Nature takes over I output from the workshops in the Environment week

Romy Otiz, dreamhamar’s community activator in the Environment week, directed the first workshop. She introduced the concept of urban farming; an activity for many people: Both for those who are environmentally conscious, those who find it expensive to buy food at the store, the ones who miss a garden, and those who want to spend time with family and cultivating life’s green delights . We know for example that children who have a close relationship to nature, will also be more likely to use nature as adults.

How about a greenhouse cafe? Couldn’t it be nice to enjoy an piece of apple cake that has been cultivated next to your chair? A warm, comfortable place with plants and trees. Greenhouse Cafe is transparent during winter time, but that can be opened up in the summer.
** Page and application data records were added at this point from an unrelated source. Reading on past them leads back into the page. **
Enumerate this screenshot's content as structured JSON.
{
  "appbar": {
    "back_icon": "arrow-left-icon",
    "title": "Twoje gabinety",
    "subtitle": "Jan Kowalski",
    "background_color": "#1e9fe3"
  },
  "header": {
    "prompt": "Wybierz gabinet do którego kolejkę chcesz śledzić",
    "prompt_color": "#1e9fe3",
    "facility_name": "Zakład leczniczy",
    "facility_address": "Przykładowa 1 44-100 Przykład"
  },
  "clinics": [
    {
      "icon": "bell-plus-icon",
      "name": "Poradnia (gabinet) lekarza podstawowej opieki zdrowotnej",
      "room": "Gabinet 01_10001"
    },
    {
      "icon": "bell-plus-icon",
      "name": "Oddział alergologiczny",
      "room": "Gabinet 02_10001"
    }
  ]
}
Jenny Pfau, our creativ guest from Hamburg, talked during the workshop and lecture about the philosophy under Cradle-to-cradle design. We, at ecosistema urbano, know cradle to cradle approach thanks to the book writen by Michael Braungart and William McDonught titled “Cradle-to-cradle”. The real difference comes when you read the subtitle “Remaking the Way We Make Things”.This book, published in 2002, is an effective manifesto for cradle to cradle design that gives specific details of how to achieve the model. We can find an introduction to it at wikipedia:

In the cradle-to-cradle model, all materials used in industrial or commercial processes—such as metals, fibers, dyes—are seen to fall into one of two categories: “technical” or “biological” nutrients. Technical nutrients are strictly limited to non-toxic, non-harmful synthetic materials that have no negative effects on the natural environment; they can be used in continuous cycles as the same product without losing their integrity or quality. In this manner these materials can be used over and over again instead of being “downcycled” into lesser products, ultimately becoming waste. Biological Nutrients are organic materials that, once used, can be disposed of in any natural environment and decompose into the soil, providing food for small life forms without affecting the natural environment. Cradle to cradle has also been the subject matter of many documentary films, including the one that we were lucky to see at the Basar Building during the environment workshop Waste=Food.

She also shared with us an online lecture given by William McDonught which you may watch here: